http://solacearts.com

5. Don’t be afraid to display artwork for a while and then toss it out. Seriously, I if I have to save every paper they fill with paint or marker drawings or scribble words, I will drown in paper. I love celebrating their creativity for a time and then moving on. We often talk about how it is good to let go of some things to make room for new things, and everyone understands the drill around here. I do keep a tub (like the one pictured above) to drop the more ‘special’ art pieces that I plan to save for a longer time (or forever). That tub will be sorted and archived in a more permanent way whenever I get to it, but the tub is a quick way to get it out of my hair and keep it safe from little hands, gusts of wind, and the abominable paper monster.

6. Paint alongside your kids, even if only for a few minutes. When I stop what I’m doing and sit down to paint with them, they absolutely love it. They like to watch how I do things, and they also like to chatter on and on while they fill their pages with beautiful colors.

7. Have everyone help clean up. My kids know (as with pretty much any ‘special’ activity at our house) that in order to participate in the fun, they must also participate in the cleanup. One usually dumps the water and rinses the bowls. Another rinses out the paintbrushes.

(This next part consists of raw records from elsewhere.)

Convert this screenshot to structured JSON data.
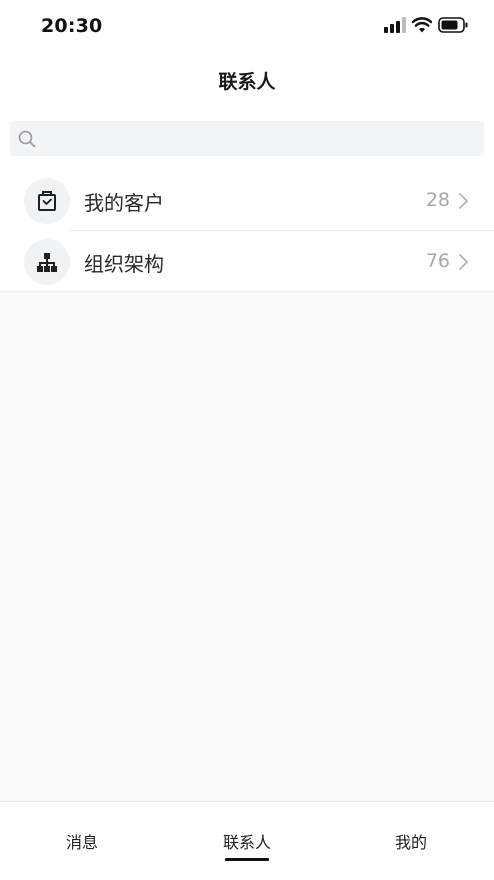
{
  "status_bar": {
    "time": "20:30",
    "icons": [
      "signal-icon",
      "wifi-icon",
      "battery-icon"
    ]
  },
  "nav": {
    "title": "联系人"
  },
  "search": {
    "value": "",
    "placeholder": ""
  },
  "list": {
    "items": [
      {
        "label": "我的客户",
        "count": "28",
        "icon": "briefcase-icon"
      },
      {
        "label": "组织架构",
        "count": "76",
        "icon": "org-chart-icon"
      }
    ]
  },
  "tabs": {
    "items": [
      {
        "label": "消息"
      },
      {
        "label": "联系人",
        "active": true
      },
      {
        "label": "我的"
      }
    ]
  },
  "colors": {
    "background": "#fafafa",
    "surface": "#ffffff",
    "search_bg": "#f3f4f6",
    "count_text": "#a8a8a8",
    "active_indicator": "#111111"
  }
}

And I have to say, they really love doing anything that requires cleaning stuff in the sink. And the last one puts all the paint sets and washed brushes back in the container. The only thing left for me to do is fold up the tablecloth and make sure all the painted pages get to the right place. Easy peasy. It’s actually one of the easiest-cleanup activities we do.

http://solacearts.com

Family / Homeschool

Now Reading

http://solacearts.com

A is now reading with ease and gobbling up books. It has been interesting as we are out and about (especially driving) now that she can read billboards and advertisements. Lots of funny thoughts and questions. All. The. Time. The kid never stops talking. We’ve even asked her if she’s a chatty Kathy, but she says, “Of course not. I’m a chatty A!” Little M shows more interest in books at 1 year than any of the others did, and I think that may be due to the fact that the big sis has started reading to her. It is one of the sweetest things I’ve ever seen.

http://solacearts.com

For those who haven’t been around us to hear for themselves, M also has her own little voice. She has a signature sound that is something like a squeaky ‘huh?’ ‘what?’ or ‘uh?’ and we all get a giggle out of asking her leading questions to which the answer is always ‘huh?’

http://solacearts.com

Here you see the big brother squeezing in to see as well. Love a good kid-pile on the couch.

http://solacearts.com